## anonymous 5 years ago what will be the integration of 1/(1+x²)½ along x?

1. anonymous

$\int\limits 1/(1+x ^{2})^{1/2}$ it will be $\ln (1 + x ^{2})^{1/2}$

2. anonymous

you know that when the numerator is the derivative of the dominator then the integration is ln "dominator" :)

3. anonymous

but the derivative of denominator should be there in the numerator

4. anonymous

$x= \tan \theta$

5. anonymous

ok , the derivative of (x^2 )^1/2 is 1/2 (2x) so 2 cancel the other 2 :)

6. anonymous

and for natural log, exponent should be 1

7. anonymous

$\int\limits 1/x= \ln x$

8. anonymous

if the exponent is other than 1, we use power rule

9. anonymous

yeah but we can't multiply it with 2x so ln(1+x²)½ is not the right answer

10. anonymous

$d x= \sec^2 \theta d \theta$

11. anonymous

i think its correct .. anyways good luck ..

12. anonymous

$\int\limits \sec^2 \theta/(\sqrt{1+\tan^2 \theta} )$

13. anonymous

$\int\limits \sec^2\theta/\sec \theta d \theta$

14. anonymous

$\int\limits \sec \theta d \theta$

15. anonymous

$\ln (\sec \theta + \tan \theta) +C$

16. anonymous

by backward substitution $\tan \theta =x$

17. anonymous

yeah that will give us integration of secθ that is ln(secθ+tanθ) and by substituting and we will get probably get ln(sec(tan^-x)+x)

18. anonymous

$\sec \theta =\sqrt{1+x^2}$

19. anonymous

thanks for the help i have some questions on multiple integral usage in finding area and volume.

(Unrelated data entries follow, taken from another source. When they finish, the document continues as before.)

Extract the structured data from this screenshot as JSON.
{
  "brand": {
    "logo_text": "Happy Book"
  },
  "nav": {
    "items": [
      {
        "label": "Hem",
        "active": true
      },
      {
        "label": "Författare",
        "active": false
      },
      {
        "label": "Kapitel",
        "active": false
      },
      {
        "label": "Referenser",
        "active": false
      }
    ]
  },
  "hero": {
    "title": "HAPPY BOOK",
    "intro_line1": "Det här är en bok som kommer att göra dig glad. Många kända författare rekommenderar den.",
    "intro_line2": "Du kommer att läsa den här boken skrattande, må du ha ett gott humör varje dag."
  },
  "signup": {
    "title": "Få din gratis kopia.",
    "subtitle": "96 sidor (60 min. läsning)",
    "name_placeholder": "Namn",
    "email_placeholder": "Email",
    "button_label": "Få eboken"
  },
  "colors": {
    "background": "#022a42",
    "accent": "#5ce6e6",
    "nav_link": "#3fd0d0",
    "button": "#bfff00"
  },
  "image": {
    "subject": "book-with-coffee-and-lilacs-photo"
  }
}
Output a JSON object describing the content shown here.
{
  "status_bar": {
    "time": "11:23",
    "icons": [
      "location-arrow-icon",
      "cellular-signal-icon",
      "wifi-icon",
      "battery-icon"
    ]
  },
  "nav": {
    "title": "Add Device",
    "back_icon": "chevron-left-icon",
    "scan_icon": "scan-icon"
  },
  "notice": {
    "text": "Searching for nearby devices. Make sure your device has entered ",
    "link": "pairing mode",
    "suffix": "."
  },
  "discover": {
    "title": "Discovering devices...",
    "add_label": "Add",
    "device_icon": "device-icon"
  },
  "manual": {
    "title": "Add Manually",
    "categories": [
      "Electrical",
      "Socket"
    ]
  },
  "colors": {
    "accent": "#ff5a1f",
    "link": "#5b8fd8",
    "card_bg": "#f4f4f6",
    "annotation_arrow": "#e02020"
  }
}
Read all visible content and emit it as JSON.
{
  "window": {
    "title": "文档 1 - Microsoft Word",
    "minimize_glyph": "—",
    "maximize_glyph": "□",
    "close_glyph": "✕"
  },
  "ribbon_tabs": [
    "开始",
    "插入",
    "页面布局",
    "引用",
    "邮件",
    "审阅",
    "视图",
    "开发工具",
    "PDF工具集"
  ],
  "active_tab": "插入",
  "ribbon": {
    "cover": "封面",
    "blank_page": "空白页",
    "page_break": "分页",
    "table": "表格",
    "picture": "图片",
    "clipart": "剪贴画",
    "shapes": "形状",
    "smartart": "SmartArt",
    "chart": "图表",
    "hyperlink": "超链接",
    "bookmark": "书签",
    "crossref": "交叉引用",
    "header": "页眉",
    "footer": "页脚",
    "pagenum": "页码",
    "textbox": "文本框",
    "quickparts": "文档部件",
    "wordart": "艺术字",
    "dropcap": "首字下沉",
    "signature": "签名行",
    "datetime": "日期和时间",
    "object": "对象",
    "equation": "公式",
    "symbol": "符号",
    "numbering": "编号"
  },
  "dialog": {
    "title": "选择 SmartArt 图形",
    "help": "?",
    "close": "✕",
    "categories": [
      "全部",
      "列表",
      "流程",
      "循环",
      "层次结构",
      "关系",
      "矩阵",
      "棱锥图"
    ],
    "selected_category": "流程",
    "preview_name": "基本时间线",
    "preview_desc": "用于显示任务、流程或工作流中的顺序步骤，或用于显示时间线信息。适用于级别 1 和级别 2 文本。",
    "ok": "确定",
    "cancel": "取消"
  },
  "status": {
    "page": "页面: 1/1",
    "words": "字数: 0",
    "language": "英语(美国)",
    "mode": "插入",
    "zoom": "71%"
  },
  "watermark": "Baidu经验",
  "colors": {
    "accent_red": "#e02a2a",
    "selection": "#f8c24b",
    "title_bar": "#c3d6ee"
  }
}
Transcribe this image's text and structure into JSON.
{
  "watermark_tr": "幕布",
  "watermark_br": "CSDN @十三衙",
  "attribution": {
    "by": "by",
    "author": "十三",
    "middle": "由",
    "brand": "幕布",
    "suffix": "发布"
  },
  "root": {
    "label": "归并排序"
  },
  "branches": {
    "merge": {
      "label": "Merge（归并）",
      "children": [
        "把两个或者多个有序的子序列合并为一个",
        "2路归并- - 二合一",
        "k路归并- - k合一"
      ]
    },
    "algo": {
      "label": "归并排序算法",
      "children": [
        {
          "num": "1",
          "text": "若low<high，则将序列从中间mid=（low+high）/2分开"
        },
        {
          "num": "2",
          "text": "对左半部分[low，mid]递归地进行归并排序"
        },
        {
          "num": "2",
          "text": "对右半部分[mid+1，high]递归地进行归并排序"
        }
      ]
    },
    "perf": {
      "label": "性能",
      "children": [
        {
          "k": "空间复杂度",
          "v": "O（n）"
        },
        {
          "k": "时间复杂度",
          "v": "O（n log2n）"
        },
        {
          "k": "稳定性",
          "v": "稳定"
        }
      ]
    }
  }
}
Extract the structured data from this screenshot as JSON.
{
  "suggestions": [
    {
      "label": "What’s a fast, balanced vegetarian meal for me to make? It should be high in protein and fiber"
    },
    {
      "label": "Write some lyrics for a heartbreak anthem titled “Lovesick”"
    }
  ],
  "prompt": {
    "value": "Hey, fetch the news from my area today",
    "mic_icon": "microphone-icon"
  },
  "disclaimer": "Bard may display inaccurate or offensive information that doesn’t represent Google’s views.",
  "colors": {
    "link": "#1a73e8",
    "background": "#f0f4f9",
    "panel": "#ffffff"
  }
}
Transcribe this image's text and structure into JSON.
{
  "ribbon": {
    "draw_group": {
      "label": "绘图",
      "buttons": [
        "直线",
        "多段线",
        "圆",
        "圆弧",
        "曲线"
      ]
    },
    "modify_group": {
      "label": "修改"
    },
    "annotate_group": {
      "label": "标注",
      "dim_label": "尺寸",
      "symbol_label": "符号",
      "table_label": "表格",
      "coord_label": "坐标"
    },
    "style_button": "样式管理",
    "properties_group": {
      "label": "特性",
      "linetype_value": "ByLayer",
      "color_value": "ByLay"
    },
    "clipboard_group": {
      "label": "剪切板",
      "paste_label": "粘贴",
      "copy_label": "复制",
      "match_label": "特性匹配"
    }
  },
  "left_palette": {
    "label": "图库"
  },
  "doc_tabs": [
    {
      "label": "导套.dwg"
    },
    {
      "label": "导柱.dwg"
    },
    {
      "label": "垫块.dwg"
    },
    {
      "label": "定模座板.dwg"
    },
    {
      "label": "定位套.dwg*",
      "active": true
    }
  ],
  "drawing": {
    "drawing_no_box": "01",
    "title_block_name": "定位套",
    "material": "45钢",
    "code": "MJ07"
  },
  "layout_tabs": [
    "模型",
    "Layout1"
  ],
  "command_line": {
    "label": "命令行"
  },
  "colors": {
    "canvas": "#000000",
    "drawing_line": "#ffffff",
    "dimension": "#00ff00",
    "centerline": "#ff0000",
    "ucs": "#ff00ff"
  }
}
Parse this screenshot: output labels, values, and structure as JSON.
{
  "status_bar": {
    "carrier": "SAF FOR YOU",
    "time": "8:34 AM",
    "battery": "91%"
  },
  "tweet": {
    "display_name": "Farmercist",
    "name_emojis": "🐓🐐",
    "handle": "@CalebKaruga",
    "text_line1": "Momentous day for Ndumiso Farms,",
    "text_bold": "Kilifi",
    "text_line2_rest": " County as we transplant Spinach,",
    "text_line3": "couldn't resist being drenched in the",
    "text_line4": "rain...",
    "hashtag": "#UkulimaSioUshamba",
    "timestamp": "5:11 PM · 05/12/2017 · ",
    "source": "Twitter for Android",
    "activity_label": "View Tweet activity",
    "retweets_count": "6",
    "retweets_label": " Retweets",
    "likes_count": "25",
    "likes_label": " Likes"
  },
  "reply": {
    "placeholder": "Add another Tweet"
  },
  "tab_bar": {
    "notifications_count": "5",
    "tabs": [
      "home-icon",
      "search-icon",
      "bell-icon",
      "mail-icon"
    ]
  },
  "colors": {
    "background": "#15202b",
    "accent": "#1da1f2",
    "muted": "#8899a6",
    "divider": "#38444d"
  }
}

Anyone please help me

20. anonymous

post it as a new Q,some one would surly look at it :)

21. anonymous

Uzma are you from Pakistan?

22. anonymous

ahaa ! ok waiting ur new Qs :)

23. anonymous

yes :)

24. anonymous

25. anonymous

what would u do with that :)

26. anonymous

nothing just to guess the level of your understanding mathematics

27. anonymous

mathematics is as vast, that one can hardly grasp even one area